"Was this an effort to intimidate James B. Comey? Was this an effort to silence James B. Comey?" Schiff asked. "Those questions still need to be answered."
Schiff said he will continue to ask witnesses who come before the committee if they are aware of the existence of tapes and said he will consult with Conaway before deciding whether a subpoena is still in order.
The committee cannot produce a subpoena for the tapes — or anything else related to the Russia probe — without the approval of Chairman Devin Nunes (R-Calif.), Schiff said. That arrangement continues, despite the fact Nunes handed over his chairman's duties regarding the Russia probe to Conaway in early April.
"The chair is still insisting on the sign-off on our subpoenas," Schiff told reporters. "That shouldn't be happening."
Schiff added that Nunes had not yet turned down any subpoena requests from investigators but stressed that Conaway should have the final word on subpoenas related to the Russia investigation.
Nunes stepped away from the helm of the Russia investigation after coming under the scrutiny of the House Ethics Committee. Democrats and outside groups had accused Nunes of coordinating with the White House to throw the House Intelligence Committee's investigation off course by alleging that the identity of a surrogate of the president, or potentially the president himself, might have been improperly revealed in a surveillance report.
In the Senate, Mark R. Warner (Va.), the top Democrat on the chamber's Intelligence panel, said he didn't think Trump's tweets were part of some "organized strategy" even if they were an effort by the president "to intimidate Jim Comey."
"This seems a little more ad hoc," he said.
But Warner was troubled that the president let six weeks go by before saying he has no tapes, despite repeated calls for him to clarify whether there was a secret taping system in the White House.
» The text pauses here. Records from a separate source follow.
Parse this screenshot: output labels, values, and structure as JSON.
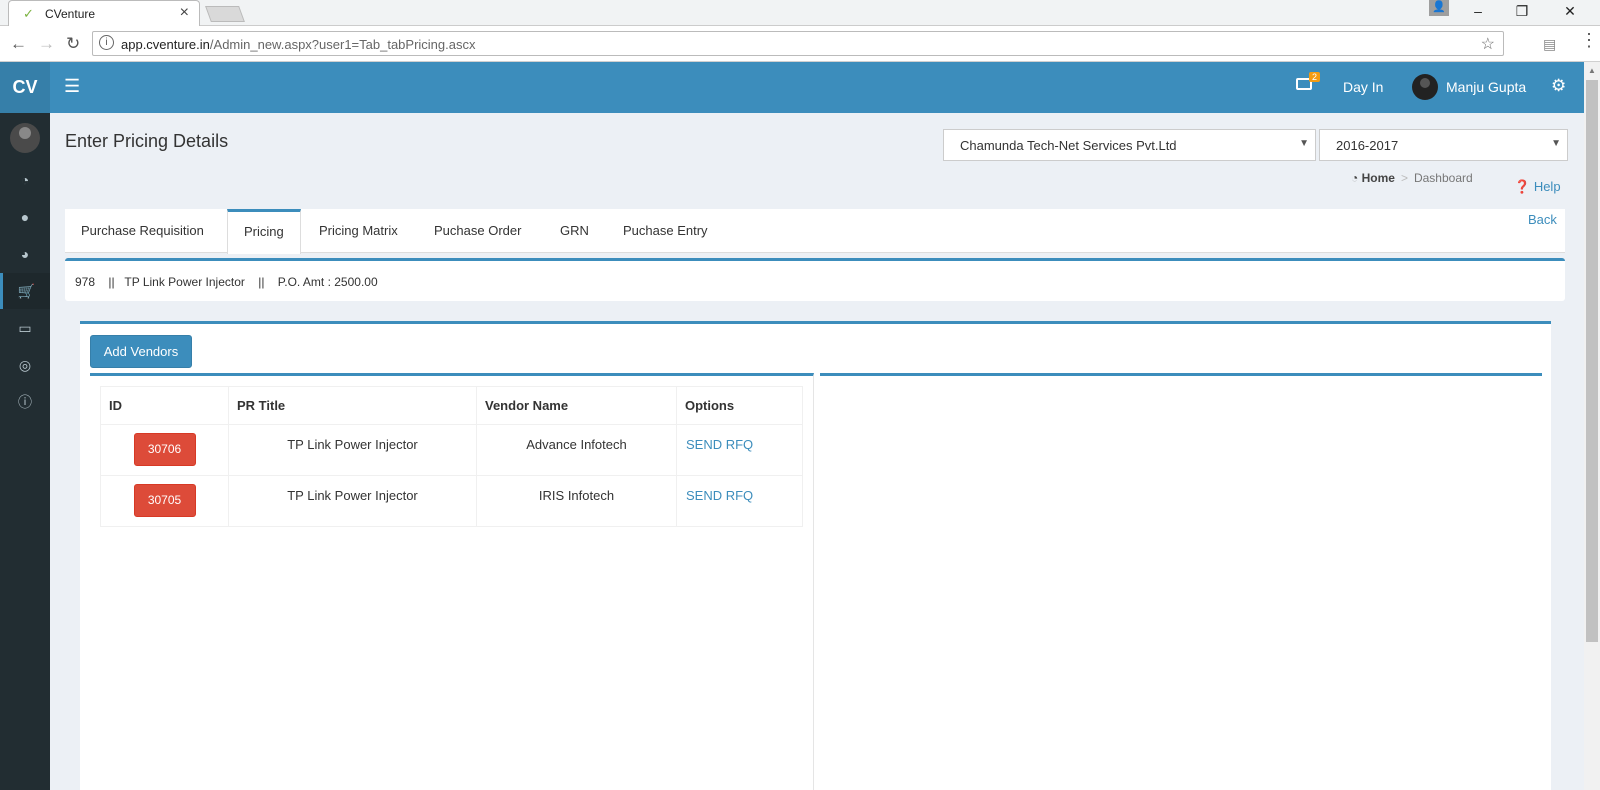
{
  "browser": {
    "tab_title": "CVenture",
    "url_host": "app.cventure.in",
    "url_path": "/Admin_new.aspx?user1=Tab_tabPricing.ascx"
  },
  "header": {
    "logo": "CV",
    "notification_count": "2",
    "day_in": "Day In",
    "user_name": "Manju Gupta"
  },
  "page": {
    "title": "Enter Pricing Details",
    "company_select": "Chamunda Tech-Net Services Pvt.Ltd",
    "year_select": "2016-2017",
    "breadcrumb": {
      "home": "Home",
      "current": "Dashboard"
    },
    "help": "Help",
    "back": "Back"
  },
  "tabs": [
    {
      "label": "Purchase Requisition"
    },
    {
      "label": "Pricing"
    },
    {
      "label": "Pricing Matrix"
    },
    {
      "label": "Puchase Order"
    },
    {
      "label": "GRN"
    },
    {
      "label": "Puchase Entry"
    }
  ],
  "info_line": "978    ||   TP Link Power Injector    ||    P.O. Amt : 2500.00",
  "add_vendors_label": "Add Vendors",
  "table": {
    "headers": {
      "id": "ID",
      "pr_title": "PR Title",
      "vendor": "Vendor Name",
      "options": "Options"
    },
    "rows": [
      {
        "id": "30706",
        "pr_title": "TP Link Power Injector",
        "vendor": "Advance Infotech",
        "option": "SEND RFQ"
      },
      {
        "id": "30705",
        "pr_title": "TP Link Power Injector",
        "vendor": "IRIS Infotech",
        "option": "SEND RFQ"
      }
    ]
  },
  "icons": {
    "sidebar": [
      "dashboard-icon",
      "user-icon",
      "pie-chart-icon",
      "cart-icon",
      "credit-card-icon",
      "globe-icon",
      "info-icon"
    ],
    "accent_color": "#3c8dbc",
    "danger_color": "#dd4b39"
  }
}
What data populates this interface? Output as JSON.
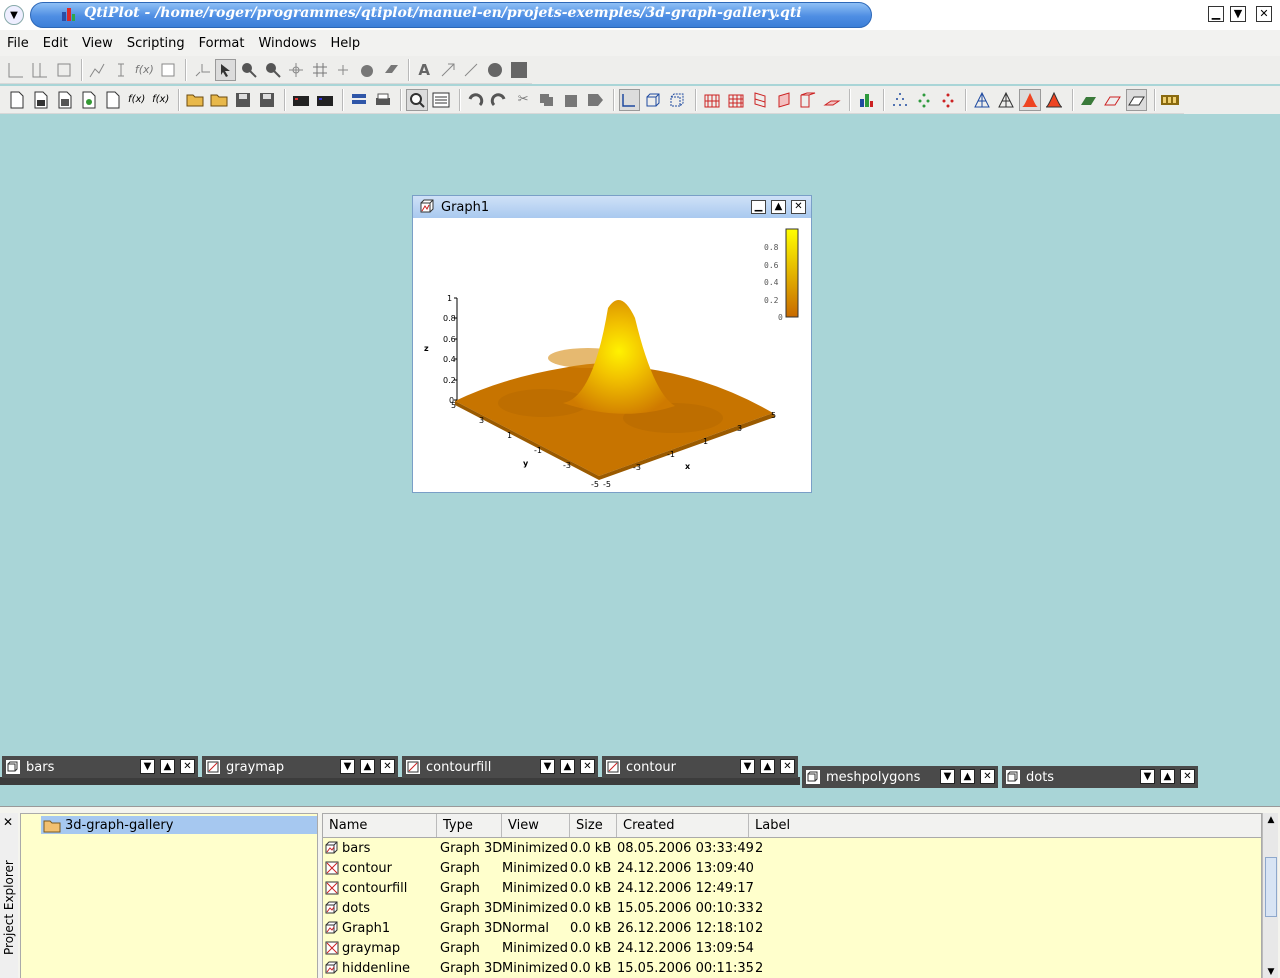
{
  "window": {
    "title": "QtiPlot - /home/roger/programmes/qtiplot/manuel-en/projets-exemples/3d-graph-gallery.qti"
  },
  "menu": [
    "File",
    "Edit",
    "View",
    "Scripting",
    "Format",
    "Windows",
    "Help"
  ],
  "graph_window": {
    "title": "Graph1",
    "z_axis_label": "z",
    "y_axis_label": "y",
    "x_axis_label": "x",
    "z_ticks": [
      "1",
      "0.8",
      "0.6",
      "0.4",
      "0.2",
      "0"
    ],
    "y_ticks": [
      "5",
      "3",
      "1",
      "-1",
      "-3",
      "-5"
    ],
    "x_ticks": [
      "5",
      "3",
      "1",
      "-1",
      "-3",
      "-5"
    ],
    "colorbar_ticks": [
      "0.8",
      "0.6",
      "0.4",
      "0.2",
      "0"
    ],
    "colors": {
      "low": "#c86a00",
      "high": "#ffff00"
    }
  },
  "minimized_windows": [
    {
      "name": "bars"
    },
    {
      "name": "graymap"
    },
    {
      "name": "contourfill"
    },
    {
      "name": "contour"
    },
    {
      "name": "meshpolygons"
    },
    {
      "name": "dots"
    }
  ],
  "explorer": {
    "side_label": "Project Explorer",
    "folder": "3d-graph-gallery",
    "columns": [
      "Name",
      "Type",
      "View",
      "Size",
      "Created",
      "Label"
    ],
    "rows": [
      {
        "name": "bars",
        "type": "Graph 3D",
        "view": "Minimized",
        "size": "0.0 kB",
        "created": "08.05.2006 03:33:49",
        "label": "2"
      },
      {
        "name": "contour",
        "type": "Graph",
        "view": "Minimized",
        "size": "0.0 kB",
        "created": "24.12.2006 13:09:40",
        "label": ""
      },
      {
        "name": "contourfill",
        "type": "Graph",
        "view": "Minimized",
        "size": "0.0 kB",
        "created": "24.12.2006 12:49:17",
        "label": ""
      },
      {
        "name": "dots",
        "type": "Graph 3D",
        "view": "Minimized",
        "size": "0.0 kB",
        "created": "15.05.2006 00:10:33",
        "label": "2"
      },
      {
        "name": "Graph1",
        "type": "Graph 3D",
        "view": "Normal",
        "size": "0.0 kB",
        "created": "26.12.2006 12:18:10",
        "label": "2"
      },
      {
        "name": "graymap",
        "type": "Graph",
        "view": "Minimized",
        "size": "0.0 kB",
        "created": "24.12.2006 13:09:54",
        "label": ""
      },
      {
        "name": "hiddenline",
        "type": "Graph 3D",
        "view": "Minimized",
        "size": "0.0 kB",
        "created": "15.05.2006 00:11:35",
        "label": "2"
      }
    ]
  }
}
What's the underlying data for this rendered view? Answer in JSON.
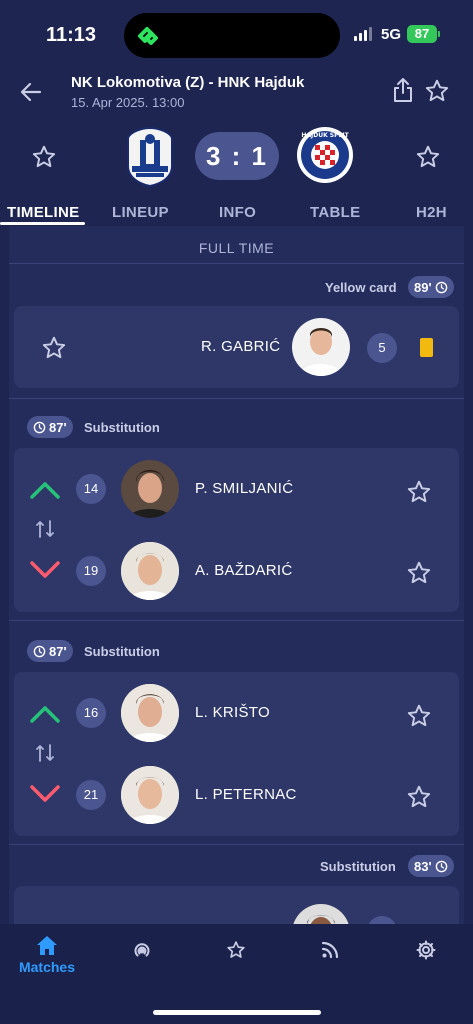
{
  "status_bar": {
    "time": "11:13",
    "network": "5G",
    "battery": "87"
  },
  "header": {
    "title": "NK Lokomotiva (Z) - HNK Hajduk",
    "date": "15. Apr 2025. 13:00"
  },
  "scoreboard": {
    "score": "3 : 1",
    "home_crest": "lokomotiva-crest",
    "away_crest": "hajduk-crest",
    "away_crest_text": "HAJDUK SPLIT"
  },
  "tabs": [
    "TIMELINE",
    "LINEUP",
    "INFO",
    "TABLE",
    "H2H"
  ],
  "active_tab": "TIMELINE",
  "timeline": {
    "status": "FULL TIME",
    "events": [
      {
        "type": "Yellow card",
        "minute": "89'",
        "player": "R. GABRIĆ",
        "number": "5"
      },
      {
        "type": "Substitution",
        "minute": "87'",
        "player_in": "P. SMILJANIĆ",
        "number_in": "14",
        "player_out": "A. BAŽDARIĆ",
        "number_out": "19"
      },
      {
        "type": "Substitution",
        "minute": "87'",
        "player_in": "L. KRIŠTO",
        "number_in": "16",
        "player_out": "L. PETERNAC",
        "number_out": "21"
      },
      {
        "type": "Substitution",
        "minute": "83'"
      }
    ]
  },
  "bottom_nav": {
    "matches_label": "Matches",
    "icons": [
      "home-icon",
      "live-icon",
      "favorites-icon",
      "news-icon",
      "settings-icon"
    ]
  },
  "colors": {
    "background": "#1d2550",
    "card": "#2e3767",
    "accent": "#2f9bff",
    "up_arrow": "#27c27a",
    "down_arrow": "#ff5b6e",
    "yellow_card": "#f2b90f"
  }
}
"How can you just go for six weeks and not answer that question?," Warner said. "How does that advance our country's interests?"
John Wagner contributed to this report.